What you are asked to do
Nothing should be left out: write out the whole listing exactly.

Material shown
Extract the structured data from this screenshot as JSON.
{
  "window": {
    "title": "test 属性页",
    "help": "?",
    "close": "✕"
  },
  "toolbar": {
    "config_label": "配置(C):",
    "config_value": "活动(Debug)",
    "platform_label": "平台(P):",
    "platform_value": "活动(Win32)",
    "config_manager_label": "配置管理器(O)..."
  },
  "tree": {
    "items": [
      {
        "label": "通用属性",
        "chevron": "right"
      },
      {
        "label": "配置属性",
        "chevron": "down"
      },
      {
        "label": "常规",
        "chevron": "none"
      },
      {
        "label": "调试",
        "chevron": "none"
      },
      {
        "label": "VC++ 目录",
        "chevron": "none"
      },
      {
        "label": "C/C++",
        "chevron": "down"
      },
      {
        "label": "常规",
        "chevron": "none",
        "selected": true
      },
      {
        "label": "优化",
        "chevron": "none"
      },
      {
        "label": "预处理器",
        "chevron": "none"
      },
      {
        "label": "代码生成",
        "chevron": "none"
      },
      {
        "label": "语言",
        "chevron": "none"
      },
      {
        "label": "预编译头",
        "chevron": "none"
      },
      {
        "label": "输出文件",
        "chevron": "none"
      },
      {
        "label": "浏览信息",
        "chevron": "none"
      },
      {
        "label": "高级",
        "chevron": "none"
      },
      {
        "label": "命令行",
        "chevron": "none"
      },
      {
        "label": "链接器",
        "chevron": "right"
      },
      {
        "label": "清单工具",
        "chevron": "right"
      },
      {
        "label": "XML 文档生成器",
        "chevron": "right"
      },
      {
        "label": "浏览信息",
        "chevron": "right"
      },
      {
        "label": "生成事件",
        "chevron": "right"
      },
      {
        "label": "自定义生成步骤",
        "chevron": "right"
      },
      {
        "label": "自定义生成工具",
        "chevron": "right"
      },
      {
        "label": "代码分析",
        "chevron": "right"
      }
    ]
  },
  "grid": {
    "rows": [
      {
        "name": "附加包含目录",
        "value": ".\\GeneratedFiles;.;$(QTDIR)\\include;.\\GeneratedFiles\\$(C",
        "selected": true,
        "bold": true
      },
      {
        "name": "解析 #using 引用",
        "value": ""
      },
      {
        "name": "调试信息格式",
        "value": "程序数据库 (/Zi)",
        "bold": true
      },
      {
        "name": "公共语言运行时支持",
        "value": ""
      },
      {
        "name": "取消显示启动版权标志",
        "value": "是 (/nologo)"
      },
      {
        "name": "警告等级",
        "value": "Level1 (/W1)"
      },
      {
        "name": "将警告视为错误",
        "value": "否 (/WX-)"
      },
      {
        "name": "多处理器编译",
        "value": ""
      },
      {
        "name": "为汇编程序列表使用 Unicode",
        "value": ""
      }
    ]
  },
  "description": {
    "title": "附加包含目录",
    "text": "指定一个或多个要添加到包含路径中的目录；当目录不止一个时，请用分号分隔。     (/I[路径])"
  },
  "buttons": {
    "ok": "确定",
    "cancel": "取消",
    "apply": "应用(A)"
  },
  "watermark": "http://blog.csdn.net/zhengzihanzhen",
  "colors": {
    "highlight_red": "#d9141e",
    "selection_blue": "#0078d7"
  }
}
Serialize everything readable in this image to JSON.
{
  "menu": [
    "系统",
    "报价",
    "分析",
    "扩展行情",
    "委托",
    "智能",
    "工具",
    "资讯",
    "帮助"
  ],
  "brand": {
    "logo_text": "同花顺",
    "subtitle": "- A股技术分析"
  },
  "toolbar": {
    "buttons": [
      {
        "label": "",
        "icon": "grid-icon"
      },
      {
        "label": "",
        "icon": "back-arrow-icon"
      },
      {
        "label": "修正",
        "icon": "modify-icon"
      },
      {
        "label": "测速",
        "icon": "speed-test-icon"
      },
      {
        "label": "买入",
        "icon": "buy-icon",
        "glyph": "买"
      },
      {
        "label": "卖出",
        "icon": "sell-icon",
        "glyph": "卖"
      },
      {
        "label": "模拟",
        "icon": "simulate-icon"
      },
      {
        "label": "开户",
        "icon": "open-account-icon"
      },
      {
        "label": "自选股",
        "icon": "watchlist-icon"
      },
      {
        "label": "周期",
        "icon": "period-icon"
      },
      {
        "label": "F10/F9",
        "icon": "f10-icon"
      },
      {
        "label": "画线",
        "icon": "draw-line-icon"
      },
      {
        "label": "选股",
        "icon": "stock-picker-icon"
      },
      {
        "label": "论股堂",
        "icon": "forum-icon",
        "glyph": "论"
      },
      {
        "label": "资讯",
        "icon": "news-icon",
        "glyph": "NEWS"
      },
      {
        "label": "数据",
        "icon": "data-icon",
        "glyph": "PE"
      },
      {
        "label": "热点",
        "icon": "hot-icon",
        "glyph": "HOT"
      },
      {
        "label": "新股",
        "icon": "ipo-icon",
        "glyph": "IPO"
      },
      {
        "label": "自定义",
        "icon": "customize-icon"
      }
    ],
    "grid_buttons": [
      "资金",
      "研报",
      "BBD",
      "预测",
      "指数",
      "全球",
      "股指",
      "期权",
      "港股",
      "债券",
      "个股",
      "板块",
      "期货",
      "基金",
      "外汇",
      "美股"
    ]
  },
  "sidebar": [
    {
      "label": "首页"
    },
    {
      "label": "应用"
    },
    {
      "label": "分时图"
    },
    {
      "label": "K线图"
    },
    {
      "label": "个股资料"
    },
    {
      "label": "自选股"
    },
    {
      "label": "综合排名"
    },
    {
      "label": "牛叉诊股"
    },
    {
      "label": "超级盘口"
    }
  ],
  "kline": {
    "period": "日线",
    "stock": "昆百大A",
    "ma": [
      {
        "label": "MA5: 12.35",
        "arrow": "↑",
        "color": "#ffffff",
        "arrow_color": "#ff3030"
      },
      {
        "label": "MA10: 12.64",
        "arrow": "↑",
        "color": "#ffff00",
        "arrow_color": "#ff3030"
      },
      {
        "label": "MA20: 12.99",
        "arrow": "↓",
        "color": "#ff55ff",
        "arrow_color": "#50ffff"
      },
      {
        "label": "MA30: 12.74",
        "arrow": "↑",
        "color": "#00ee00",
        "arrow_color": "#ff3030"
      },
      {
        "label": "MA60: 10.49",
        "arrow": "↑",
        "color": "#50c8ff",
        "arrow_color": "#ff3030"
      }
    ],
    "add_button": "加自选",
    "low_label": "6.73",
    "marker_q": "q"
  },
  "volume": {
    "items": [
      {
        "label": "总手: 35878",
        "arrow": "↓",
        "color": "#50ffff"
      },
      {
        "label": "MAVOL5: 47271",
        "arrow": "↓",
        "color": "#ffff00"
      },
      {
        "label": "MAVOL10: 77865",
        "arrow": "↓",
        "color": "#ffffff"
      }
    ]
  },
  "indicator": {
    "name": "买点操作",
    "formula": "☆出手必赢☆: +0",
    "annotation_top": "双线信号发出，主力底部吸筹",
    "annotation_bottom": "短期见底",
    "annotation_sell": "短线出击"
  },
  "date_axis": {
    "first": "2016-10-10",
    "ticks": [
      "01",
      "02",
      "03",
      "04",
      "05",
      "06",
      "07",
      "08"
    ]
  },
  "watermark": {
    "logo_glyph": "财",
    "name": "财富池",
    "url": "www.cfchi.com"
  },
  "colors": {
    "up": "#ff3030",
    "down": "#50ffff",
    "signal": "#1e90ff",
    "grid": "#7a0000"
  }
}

Solution to the exercise
Extract the structured data from this screenshot as JSON.
{
  "window": {
    "title": "test 属性页",
    "help": "?",
    "close": "✕"
  },
  "toolbar": {
    "config_label": "配置(C):",
    "config_value": "活动(Debug)",
    "platform_label": "平台(P):",
    "platform_value": "活动(Win32)",
    "config_manager_label": "配置管理器(O)..."
  },
  "tree": {
    "items": [
      {
        "label": "通用属性",
        "chevron": "right"
      },
      {
        "label": "配置属性",
        "chevron": "down"
      },
      {
        "label": "常规",
        "chevron": "none"
      },
      {
        "label": "调试",
        "chevron": "none"
      },
      {
        "label": "VC++ 目录",
        "chevron": "none"
      },
      {
        "label": "C/C++",
        "chevron": "down"
      },
      {
        "label": "常规",
        "chevron": "none",
        "selected": true
      },
      {
        "label": "优化",
        "chevron": "none"
      },
      {
        "label": "预处理器",
        "chevron": "none"
      },
      {
        "label": "代码生成",
        "chevron": "none"
      },
      {
        "label": "语言",
        "chevron": "none"
      },
      {
        "label": "预编译头",
        "chevron": "none"
      },
      {
        "label": "输出文件",
        "chevron": "none"
      },
      {
        "label": "浏览信息",
        "chevron": "none"
      },
      {
        "label": "高级",
        "chevron": "none"
      },
      {
        "label": "命令行",
        "chevron": "none"
      },
      {
        "label": "链接器",
        "chevron": "right"
      },
      {
        "label": "清单工具",
        "chevron": "right"
      },
      {
        "label": "XML 文档生成器",
        "chevron": "right"
      },
      {
        "label": "浏览信息",
        "chevron": "right"
      },
      {
        "label": "生成事件",
        "chevron": "right"
      },
      {
        "label": "自定义生成步骤",
        "chevron": "right"
      },
      {
        "label": "自定义生成工具",
        "chevron": "right"
      },
      {
        "label": "代码分析",
        "chevron": "right"
      }
    ]
  },
  "grid": {
    "rows": [
      {
        "name": "附加包含目录",
        "value": ".\\GeneratedFiles;.;$(QTDIR)\\include;.\\GeneratedFiles\\$(C",
        "selected": true,
        "bold": true
      },
      {
        "name": "解析 #using 引用",
        "value": ""
      },
      {
        "name": "调试信息格式",
        "value": "程序数据库 (/Zi)",
        "bold": true
      },
      {
        "name": "公共语言运行时支持",
        "value": ""
      },
      {
        "name": "取消显示启动版权标志",
        "value": "是 (/nologo)"
      },
      {
        "name": "警告等级",
        "value": "Level1 (/W1)"
      },
      {
        "name": "将警告视为错误",
        "value": "否 (/WX-)"
      },
      {
        "name": "多处理器编译",
        "value": ""
      },
      {
        "name": "为汇编程序列表使用 Unicode",
        "value": ""
      }
    ]
  },
  "description": {
    "title": "附加包含目录",
    "text": "指定一个或多个要添加到包含路径中的目录；当目录不止一个时，请用分号分隔。     (/I[路径])"
  },
  "buttons": {
    "ok": "确定",
    "cancel": "取消",
    "apply": "应用(A)"
  },
  "watermark": "http://blog.csdn.net/zhengzihanzhen",
  "colors": {
    "highlight_red": "#d9141e",
    "selection_blue": "#0078d7"
  }
}
Serialize everything readable in this image to JSON.
{
  "menu": [
    "系统",
    "报价",
    "分析",
    "扩展行情",
    "委托",
    "智能",
    "工具",
    "资讯",
    "帮助"
  ],
  "brand": {
    "logo_text": "同花顺",
    "subtitle": "- A股技术分析"
  },
  "toolbar": {
    "buttons": [
      {
        "label": "",
        "icon": "grid-icon"
      },
      {
        "label": "",
        "icon": "back-arrow-icon"
      },
      {
        "label": "修正",
        "icon": "modify-icon"
      },
      {
        "label": "测速",
        "icon": "speed-test-icon"
      },
      {
        "label": "买入",
        "icon": "buy-icon",
        "glyph": "买"
      },
      {
        "label": "卖出",
        "icon": "sell-icon",
        "glyph": "卖"
      },
      {
        "label": "模拟",
        "icon": "simulate-icon"
      },
      {
        "label": "开户",
        "icon": "open-account-icon"
      },
      {
        "label": "自选股",
        "icon": "watchlist-icon"
      },
      {
        "label": "周期",
        "icon": "period-icon"
      },
      {
        "label": "F10/F9",
        "icon": "f10-icon"
      },
      {
        "label": "画线",
        "icon": "draw-line-icon"
      },
      {
        "label": "选股",
        "icon": "stock-picker-icon"
      },
      {
        "label": "论股堂",
        "icon": "forum-icon",
        "glyph": "论"
      },
      {
        "label": "资讯",
        "icon": "news-icon",
        "glyph": "NEWS"
      },
      {
        "label": "数据",
        "icon": "data-icon",
        "glyph": "PE"
      },
      {
        "label": "热点",
        "icon": "hot-icon",
        "glyph": "HOT"
      },
      {
        "label": "新股",
        "icon": "ipo-icon",
        "glyph": "IPO"
      },
      {
        "label": "自定义",
        "icon": "customize-icon"
      }
    ],
    "grid_buttons": [
      "资金",
      "研报",
      "BBD",
      "预测",
      "指数",
      "全球",
      "股指",
      "期权",
      "港股",
      "债券",
      "个股",
      "板块",
      "期货",
      "基金",
      "外汇",
      "美股"
    ]
  },
  "sidebar": [
    {
      "label": "首页"
    },
    {
      "label": "应用"
    },
    {
      "label": "分时图"
    },
    {
      "label": "K线图"
    },
    {
      "label": "个股资料"
    },
    {
      "label": "自选股"
    },
    {
      "label": "综合排名"
    },
    {
      "label": "牛叉诊股"
    },
    {
      "label": "超级盘口"
    }
  ],
  "kline": {
    "period": "日线",
    "stock": "昆百大A",
    "ma": [
      {
        "label": "MA5: 12.35",
        "arrow": "↑",
        "color": "#ffffff",
        "arrow_color": "#ff3030"
      },
      {
        "label": "MA10: 12.64",
        "arrow": "↑",
        "color": "#ffff00",
        "arrow_color": "#ff3030"
      },
      {
        "label": "MA20: 12.99",
        "arrow": "↓",
        "color": "#ff55ff",
        "arrow_color": "#50ffff"
      },
      {
        "label": "MA30: 12.74",
        "arrow": "↑",
        "color": "#00ee00",
        "arrow_color": "#ff3030"
      },
      {
        "label": "MA60: 10.49",
        "arrow": "↑",
        "color": "#50c8ff",
        "arrow_color": "#ff3030"
      }
    ],
    "add_button": "加自选",
    "low_label": "6.73",
    "marker_q": "q"
  },
  "volume": {
    "items": [
      {
        "label": "总手: 35878",
        "arrow": "↓",
        "color": "#50ffff"
      },
      {
        "label": "MAVOL5: 47271",
        "arrow": "↓",
        "color": "#ffff00"
      },
      {
        "label": "MAVOL10: 77865",
        "arrow": "↓",
        "color": "#ffffff"
      }
    ]
  },
  "indicator": {
    "name": "买点操作",
    "formula": "☆出手必赢☆: +0",
    "annotation_top": "双线信号发出，主力底部吸筹",
    "annotation_bottom": "短期见底",
    "annotation_sell": "短线出击"
  },
  "date_axis": {
    "first": "2016-10-10",
    "ticks": [
      "01",
      "02",
      "03",
      "04",
      "05",
      "06",
      "07",
      "08"
    ]
  },
  "watermark": {
    "logo_glyph": "财",
    "name": "财富池",
    "url": "www.cfchi.com"
  },
  "colors": {
    "up": "#ff3030",
    "down": "#50ffff",
    "signal": "#1e90ff",
    "grid": "#7a0000"
  }
}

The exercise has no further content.